Akyol is the author of Islam without Extremes: A Muslim Case for Liberty praised by The Financial Times as “a forthright and elegant Muslim defense of freedom.” The book was longlisted for the 2012 Lioner Gelber Prize, and has been published in Turkish, Malay and Indonesian. (It was subsequently banned in Malaysia in 2017 after Akyol’s short arrest by the country’s “religious police” merely because Akyol delivered a public lecture defending religious freedom. The book’s banned Malay edition is now freely available on the Cato Institute website.) He is also the author of The Islamic Jesus: How the King of the Jews Became a Prophet of the Muslims, which received praise from the New York Times, and of six books in Turkish, including Rethinking the Kurdish Question.

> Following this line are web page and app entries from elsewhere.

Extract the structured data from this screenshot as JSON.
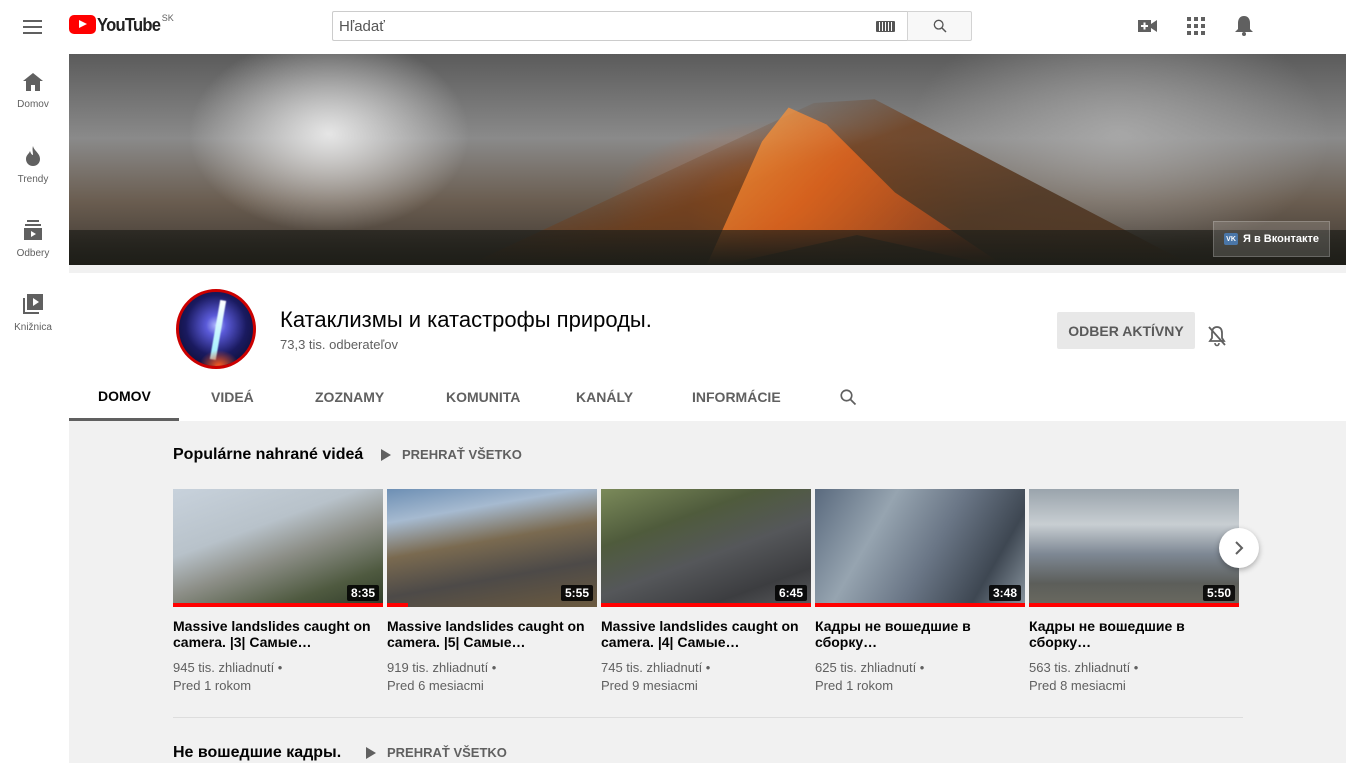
{
  "masthead": {
    "logo_text": "YouTube",
    "country_code": "SK",
    "search_placeholder": "Hľadať"
  },
  "guide": {
    "items": [
      {
        "label": "Domov",
        "icon": "home-icon"
      },
      {
        "label": "Trendy",
        "icon": "fire-icon"
      },
      {
        "label": "Odbery",
        "icon": "subscriptions-icon"
      },
      {
        "label": "Knižnica",
        "icon": "library-icon"
      }
    ]
  },
  "banner": {
    "link_text": "Я в Вконтакте",
    "vk_badge": "VK"
  },
  "channel": {
    "title": "Катаклизмы и катастрофы природы.",
    "subscribers": "73,3 tis. odberateľov",
    "subscribe_label": "ODBER AKTÍVNY"
  },
  "tabs": [
    {
      "label": "DOMOV",
      "active": true
    },
    {
      "label": "VIDEÁ",
      "active": false
    },
    {
      "label": "ZOZNAMY",
      "active": false
    },
    {
      "label": "KOMUNITA",
      "active": false
    },
    {
      "label": "KANÁLY",
      "active": false
    },
    {
      "label": "INFORMÁCIE",
      "active": false
    }
  ],
  "shelf1": {
    "title": "Populárne nahrané videá",
    "play_all": "PREHRAŤ VŠETKO",
    "videos": [
      {
        "title": "Massive landslides caught on camera. |3| Самые…",
        "duration": "8:35",
        "views": "945 tis. zhliadnutí •",
        "age": "Pred 1 rokom",
        "watched": 1.0
      },
      {
        "title": "Massive landslides caught on camera. |5| Самые…",
        "duration": "5:55",
        "views": "919 tis. zhliadnutí •",
        "age": "Pred 6 mesiacmi",
        "watched": 0.1
      },
      {
        "title": "Massive landslides caught on camera. |4| Самые…",
        "duration": "6:45",
        "views": "745 tis. zhliadnutí •",
        "age": "Pred 9 mesiacmi",
        "watched": 1.0
      },
      {
        "title": "Кадры не вошедшие в сборку…",
        "duration": "3:48",
        "views": "625 tis. zhliadnutí •",
        "age": "Pred 1 rokom",
        "watched": 1.0
      },
      {
        "title": "Кадры не вошедшие в сборку…",
        "duration": "5:50",
        "views": "563 tis. zhliadnutí •",
        "age": "Pred 8 mesiacmi",
        "watched": 1.0
      }
    ]
  },
  "shelf2": {
    "title": "Не вошедшие кадры.",
    "play_all": "PREHRAŤ VŠETKO"
  }
}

Over the past two decades, Akyol’s articles have also appeared in a wide range of other publications such as The Washington Post, The Wall Street Journal, The Atlantic, Foreign Affairs, Foreign Policy, Newsweek, First Things, The Forward, The Weekly Standard, The Financial Times, The London Times, The Guardian, The Washington Times, and Pakistan’s The Dawn. He has appeared frequently on CNN, BBC, NPR, and Al‐Jazeera English, and on prominent TV shows such as Fareed Zakaria GPS and HARDtalk. His TED talk on “Faith versus Tradition in Islam” has been watched by more than 1.2 million viewers.
Before joining the Cato Institute, between January 2017 and June 2018, Akyol was a senior visiting fellow at the Freedom Project at Wellesley College. He studied political science and history at Bogazici University in Istanbul, Turkey.